In duplicating the lines below, keep every word unchanged and drop the pictures.

BEGIN

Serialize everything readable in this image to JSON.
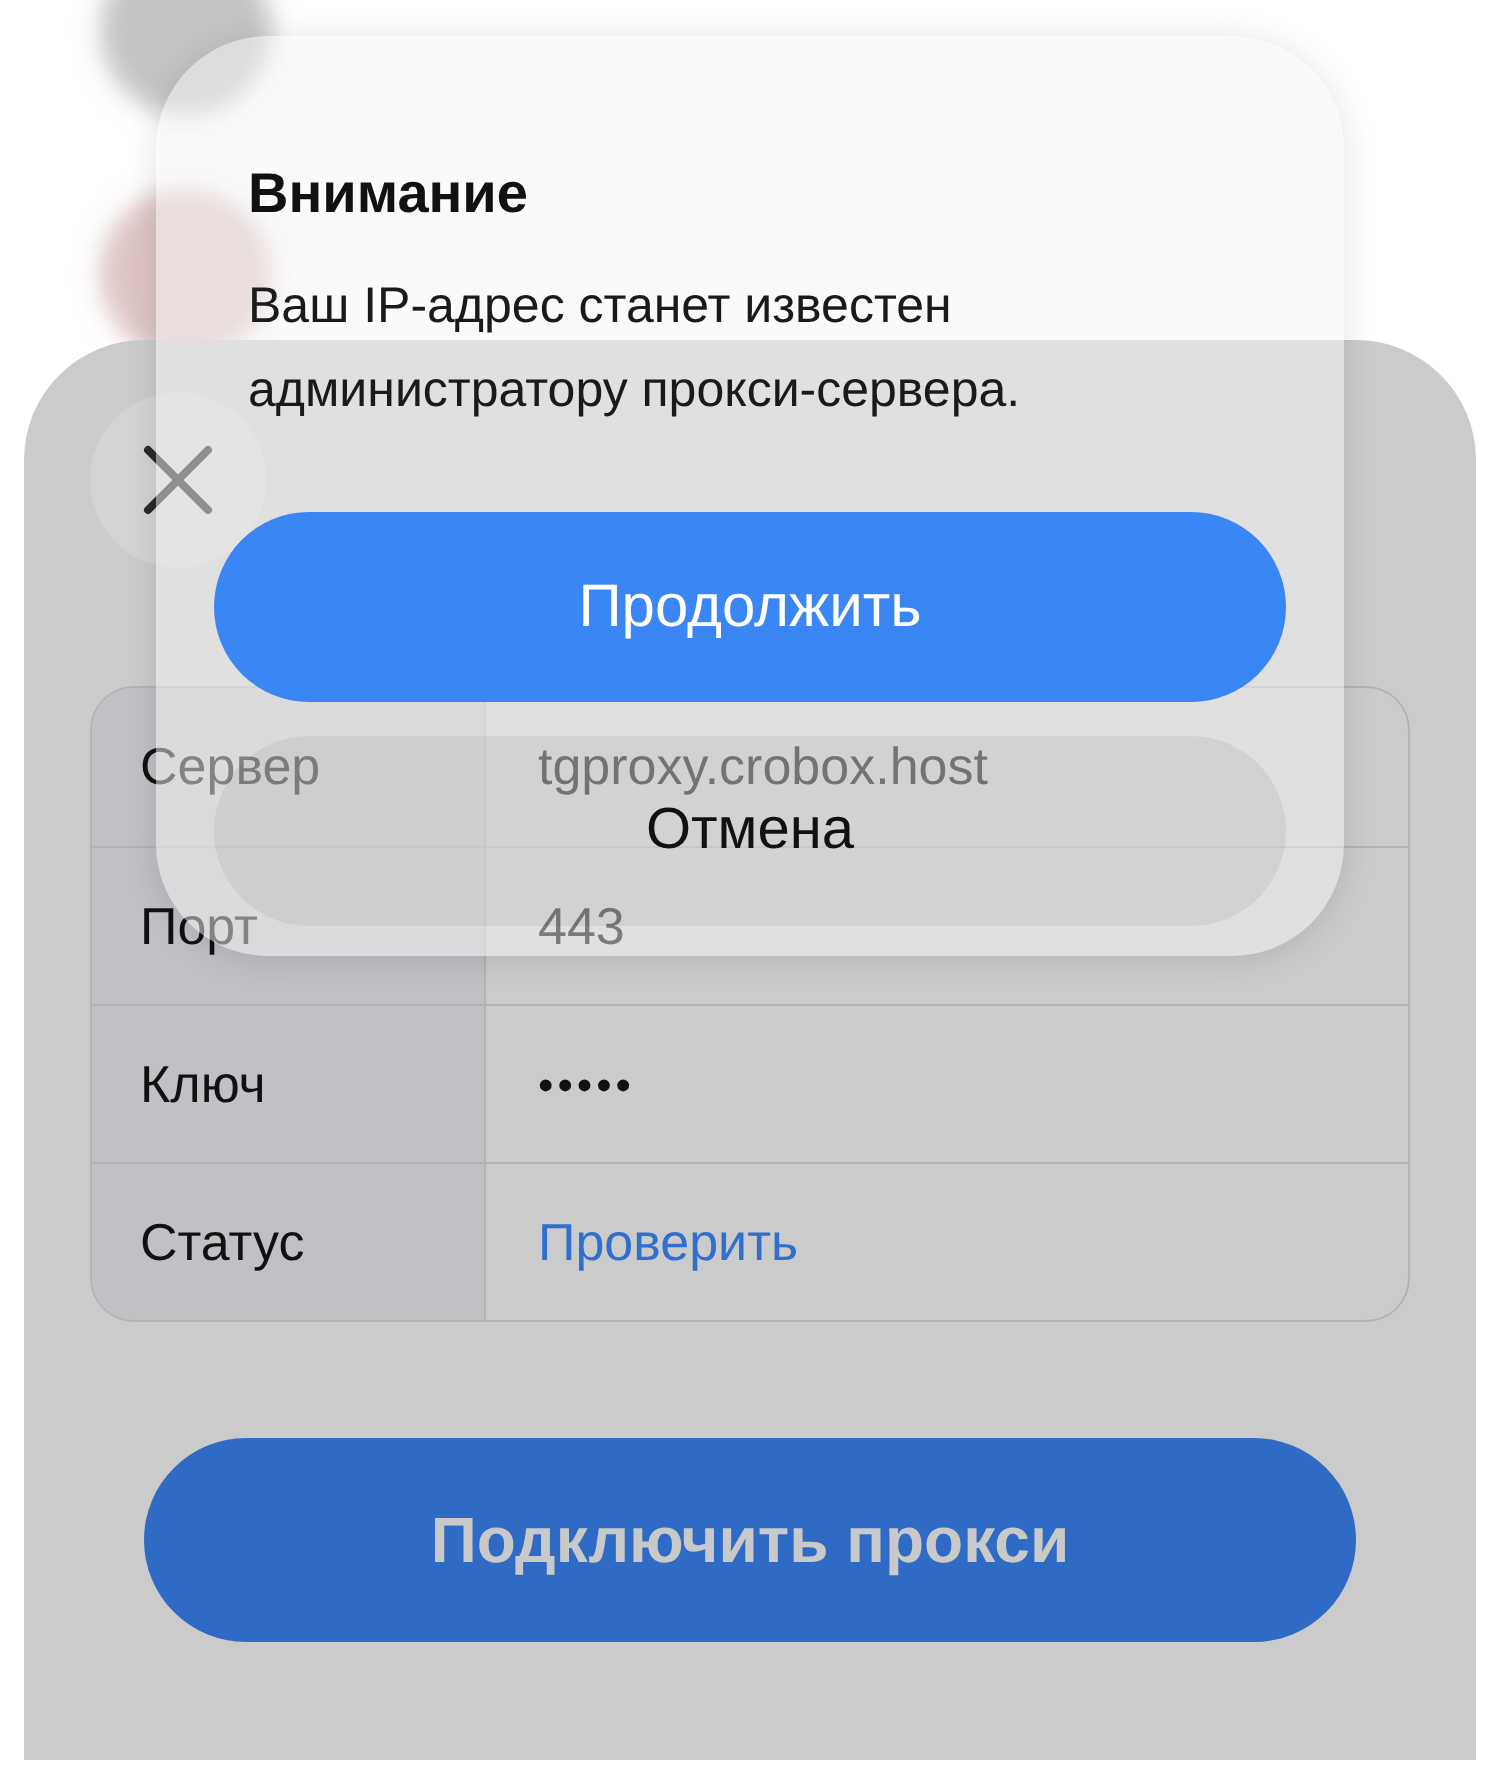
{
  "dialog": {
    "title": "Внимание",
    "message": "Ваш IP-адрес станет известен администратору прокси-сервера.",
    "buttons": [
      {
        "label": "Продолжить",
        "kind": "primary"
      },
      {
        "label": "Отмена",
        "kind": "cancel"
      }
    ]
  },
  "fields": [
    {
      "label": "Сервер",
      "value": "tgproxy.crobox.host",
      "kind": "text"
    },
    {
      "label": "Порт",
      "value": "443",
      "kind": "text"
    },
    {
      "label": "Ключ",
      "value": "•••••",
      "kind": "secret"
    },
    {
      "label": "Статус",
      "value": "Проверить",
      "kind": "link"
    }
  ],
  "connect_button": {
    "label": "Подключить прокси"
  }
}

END

Expected answer:
Serialize everything readable in this image to JSON.
{
  "dialog": {
    "title": "Внимание",
    "message": "Ваш IP-адрес станет известен администратору прокси-сервера.",
    "buttons": [
      {
        "label": "Продолжить",
        "kind": "primary"
      },
      {
        "label": "Отмена",
        "kind": "cancel"
      }
    ]
  },
  "fields": [
    {
      "label": "Сервер",
      "value": "tgproxy.crobox.host",
      "kind": "text"
    },
    {
      "label": "Порт",
      "value": "443",
      "kind": "text"
    },
    {
      "label": "Ключ",
      "value": "•••••",
      "kind": "secret"
    },
    {
      "label": "Статус",
      "value": "Проверить",
      "kind": "link"
    }
  ],
  "connect_button": {
    "label": "Подключить прокси"
  }
}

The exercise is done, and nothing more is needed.